▶ PROBLEM STATEMENT
Your copy should hold every record exactly and no images.

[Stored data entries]
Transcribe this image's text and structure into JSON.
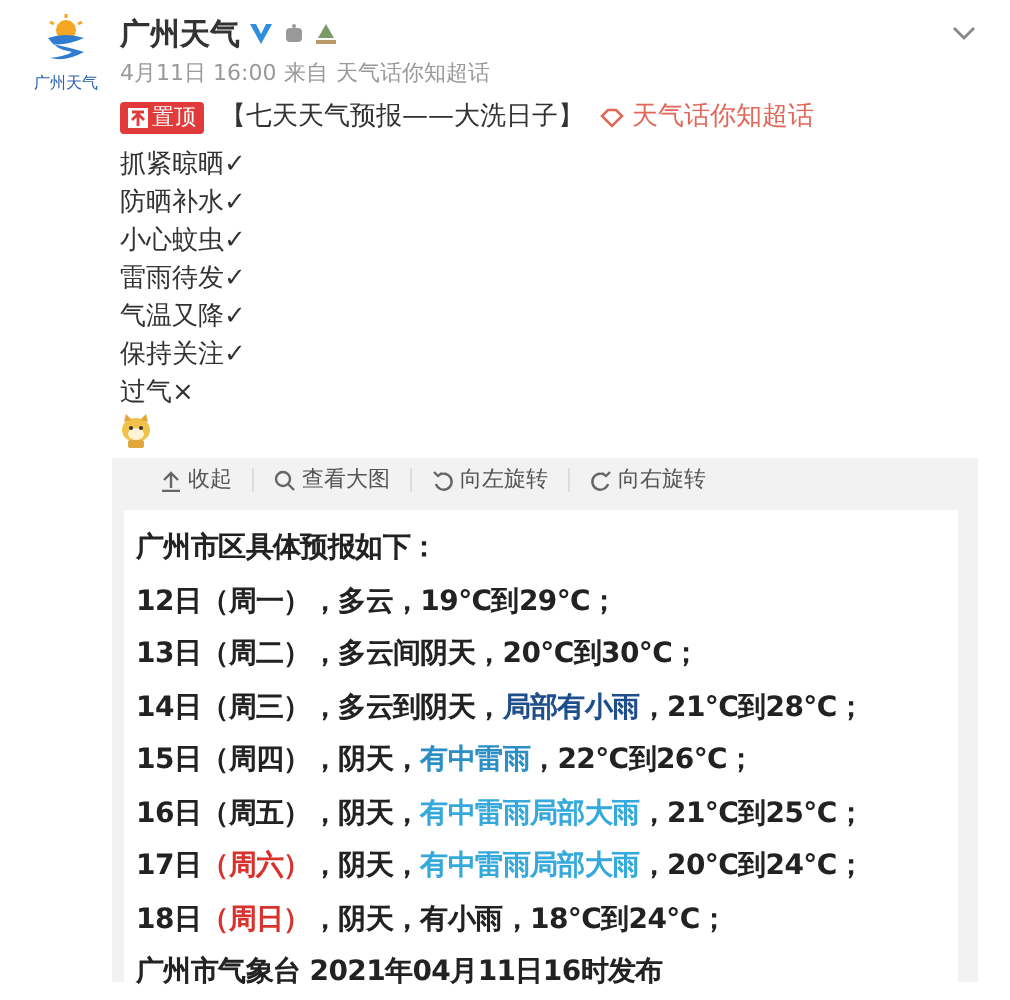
{
  "author": {
    "avatar_caption": "广州天气",
    "name": "广州天气",
    "verified": true
  },
  "meta": {
    "time": "4月11日 16:00",
    "from": "来自",
    "source": "天气话你知超话"
  },
  "pinned": {
    "badge": "置顶",
    "title": "【七天天气预报——大洗日子】",
    "topic": "天气话你知超话"
  },
  "lines": [
    "抓紧晾晒✓",
    "防晒补水✓",
    "小心蚊虫✓",
    "雷雨待发✓",
    "气温又降✓",
    "保持关注✓",
    "过气×"
  ],
  "toolbar": [
    "收起",
    "查看大图",
    "向左旋转",
    "向右旋转"
  ],
  "forecast": {
    "heading": "广州市区具体预报如下：",
    "rows": [
      [
        {
          "text": "12日（周一），多云，19°C到29°C；",
          "color": "#222222"
        }
      ],
      [
        {
          "text": "13日（周二），多云间阴天，20°C到30°C；",
          "color": "#222222"
        }
      ],
      [
        {
          "text": "14日（周三），多云到阴天，",
          "color": "#222222"
        },
        {
          "text": "局部有小雨",
          "color": "#1f4e8c"
        },
        {
          "text": "，21°C到28°C；",
          "color": "#222222"
        }
      ],
      [
        {
          "text": "15日（周四），阴天，",
          "color": "#222222"
        },
        {
          "text": "有中雷雨",
          "color": "#2a8fc7"
        },
        {
          "text": "，22°C到26°C；",
          "color": "#222222"
        }
      ],
      [
        {
          "text": "16日（周五），阴天，",
          "color": "#222222"
        },
        {
          "text": "有中雷雨局部大雨",
          "color": "#35a9db"
        },
        {
          "text": "，21°C到25°C；",
          "color": "#222222"
        }
      ],
      [
        {
          "text": "17日",
          "color": "#222222"
        },
        {
          "text": "（周六）",
          "color": "#d8322d"
        },
        {
          "text": "，阴天，",
          "color": "#222222"
        },
        {
          "text": "有中雷雨局部大雨",
          "color": "#35a9db"
        },
        {
          "text": "，20°C到24°C；",
          "color": "#222222"
        }
      ],
      [
        {
          "text": "18日",
          "color": "#222222"
        },
        {
          "text": "（周日）",
          "color": "#d8322d"
        },
        {
          "text": "，阴天，有小雨，18°C到24°C；",
          "color": "#222222"
        }
      ]
    ],
    "footer": "广州市气象台 2021年04月11日16时发布"
  }
}
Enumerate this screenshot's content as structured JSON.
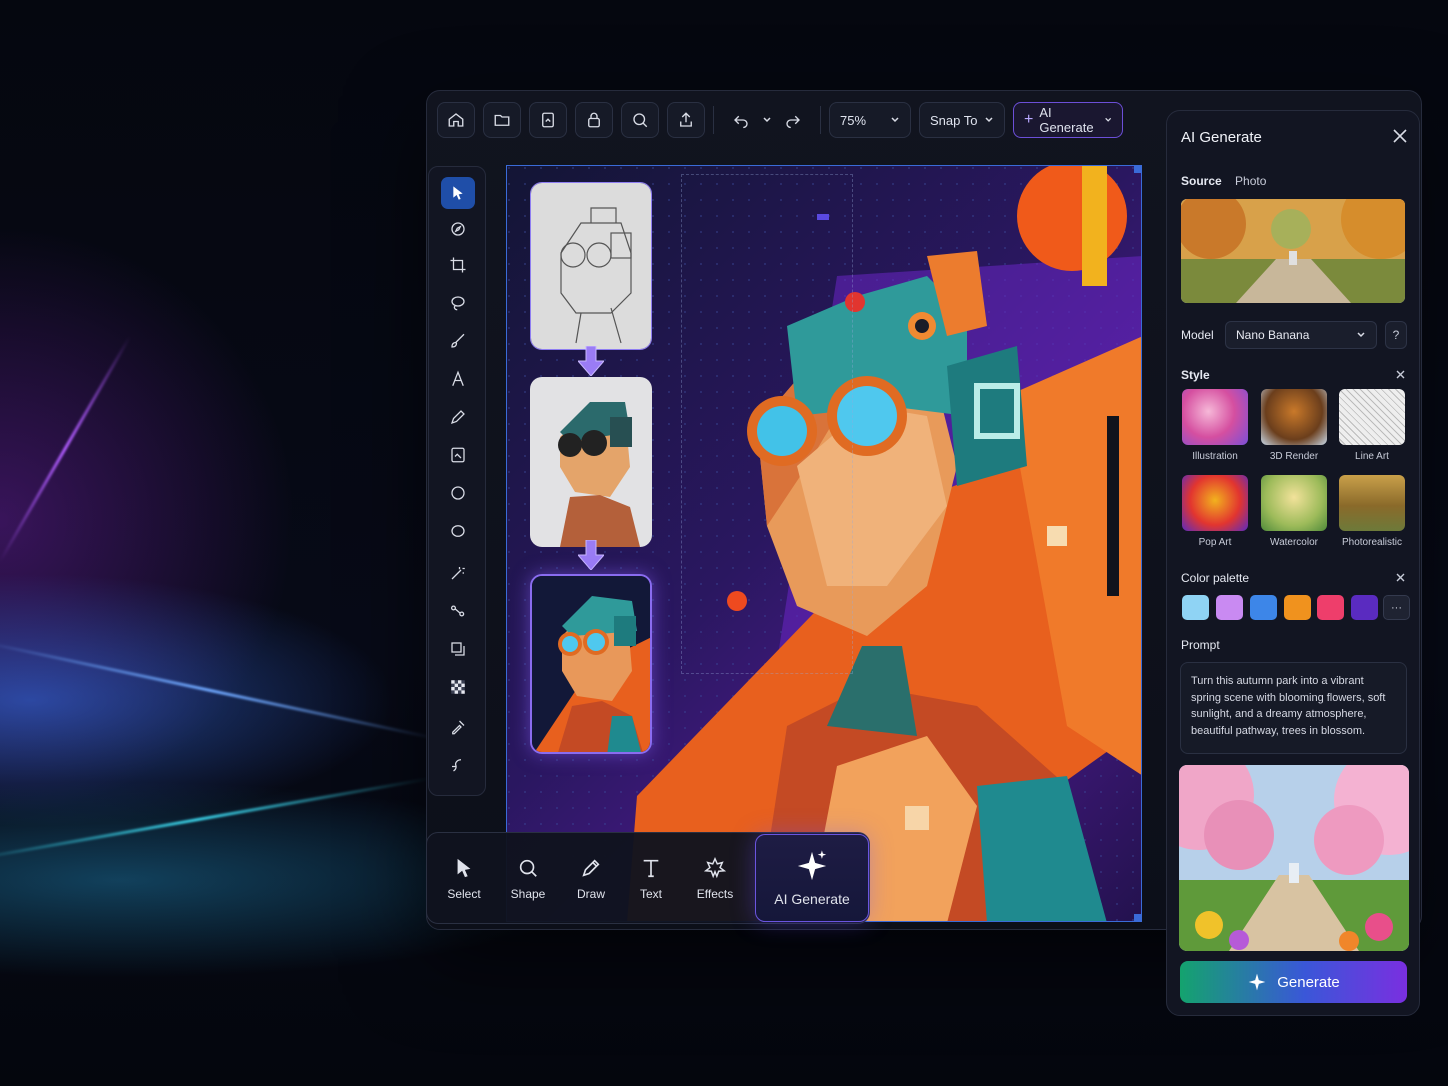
{
  "toolbar": {
    "zoom": "75%",
    "snap": "Snap To",
    "ai_generate": "AI Generate"
  },
  "panel": {
    "title": "AI Generate",
    "source_label": "Source",
    "source_value": "Photo",
    "model_label": "Model",
    "model_value": "Nano Banana",
    "model_help": "?",
    "style_label": "Style",
    "styles": [
      "Illustration",
      "3D Render",
      "Line Art",
      "Pop Art",
      "Watercolor",
      "Photorealistic"
    ],
    "palette_label": "Color palette",
    "palette_colors": [
      "#8fd3f4",
      "#c98af2",
      "#3d86e8",
      "#f0921e",
      "#ee3e6b",
      "#5a2bc0"
    ],
    "palette_more": "···",
    "prompt_label": "Prompt",
    "prompt_text": "Turn this autumn park into a vibrant spring scene with blooming flowers, soft sunlight, and a dreamy atmosphere, beautiful pathway, trees in blossom.",
    "generate": "Generate"
  },
  "bottombar": {
    "select": "Select",
    "shape": "Shape",
    "draw": "Draw",
    "text": "Text",
    "effects": "Effects",
    "ai_generate": "AI Generate"
  },
  "colors": {
    "accent": "#3a6bd8",
    "ai_purple": "#7a2fe0",
    "generate_green": "#14a36e"
  }
}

▶ ANSWER BELOW
Transcribe this image's text and structure into JSON.
{
  "author": {
    "avatar_caption": "广州天气",
    "name": "广州天气",
    "verified": true
  },
  "meta": {
    "time": "4月11日 16:00",
    "from": "来自",
    "source": "天气话你知超话"
  },
  "pinned": {
    "badge": "置顶",
    "title": "【七天天气预报——大洗日子】",
    "topic": "天气话你知超话"
  },
  "lines": [
    "抓紧晾晒✓",
    "防晒补水✓",
    "小心蚊虫✓",
    "雷雨待发✓",
    "气温又降✓",
    "保持关注✓",
    "过气×"
  ],
  "toolbar": [
    "收起",
    "查看大图",
    "向左旋转",
    "向右旋转"
  ],
  "forecast": {
    "heading": "广州市区具体预报如下：",
    "rows": [
      [
        {
          "text": "12日（周一），多云，19°C到29°C；",
          "color": "#222222"
        }
      ],
      [
        {
          "text": "13日（周二），多云间阴天，20°C到30°C；",
          "color": "#222222"
        }
      ],
      [
        {
          "text": "14日（周三），多云到阴天，",
          "color": "#222222"
        },
        {
          "text": "局部有小雨",
          "color": "#1f4e8c"
        },
        {
          "text": "，21°C到28°C；",
          "color": "#222222"
        }
      ],
      [
        {
          "text": "15日（周四），阴天，",
          "color": "#222222"
        },
        {
          "text": "有中雷雨",
          "color": "#2a8fc7"
        },
        {
          "text": "，22°C到26°C；",
          "color": "#222222"
        }
      ],
      [
        {
          "text": "16日（周五），阴天，",
          "color": "#222222"
        },
        {
          "text": "有中雷雨局部大雨",
          "color": "#35a9db"
        },
        {
          "text": "，21°C到25°C；",
          "color": "#222222"
        }
      ],
      [
        {
          "text": "17日",
          "color": "#222222"
        },
        {
          "text": "（周六）",
          "color": "#d8322d"
        },
        {
          "text": "，阴天，",
          "color": "#222222"
        },
        {
          "text": "有中雷雨局部大雨",
          "color": "#35a9db"
        },
        {
          "text": "，20°C到24°C；",
          "color": "#222222"
        }
      ],
      [
        {
          "text": "18日",
          "color": "#222222"
        },
        {
          "text": "（周日）",
          "color": "#d8322d"
        },
        {
          "text": "，阴天，有小雨，18°C到24°C；",
          "color": "#222222"
        }
      ]
    ],
    "footer": "广州市气象台 2021年04月11日16时发布"
  }
}
Enumerate this screenshot's content as structured JSON.
{
  "toolbar": {
    "zoom": "75%",
    "snap": "Snap To",
    "ai_generate": "AI Generate"
  },
  "panel": {
    "title": "AI Generate",
    "source_label": "Source",
    "source_value": "Photo",
    "model_label": "Model",
    "model_value": "Nano Banana",
    "model_help": "?",
    "style_label": "Style",
    "styles": [
      "Illustration",
      "3D Render",
      "Line Art",
      "Pop Art",
      "Watercolor",
      "Photorealistic"
    ],
    "palette_label": "Color palette",
    "palette_colors": [
      "#8fd3f4",
      "#c98af2",
      "#3d86e8",
      "#f0921e",
      "#ee3e6b",
      "#5a2bc0"
    ],
    "palette_more": "···",
    "prompt_label": "Prompt",
    "prompt_text": "Turn this autumn park into a vibrant spring scene with blooming flowers, soft sunlight, and a dreamy atmosphere, beautiful pathway, trees in blossom.",
    "generate": "Generate"
  },
  "bottombar": {
    "select": "Select",
    "shape": "Shape",
    "draw": "Draw",
    "text": "Text",
    "effects": "Effects",
    "ai_generate": "AI Generate"
  },
  "colors": {
    "accent": "#3a6bd8",
    "ai_purple": "#7a2fe0",
    "generate_green": "#14a36e"
  }
}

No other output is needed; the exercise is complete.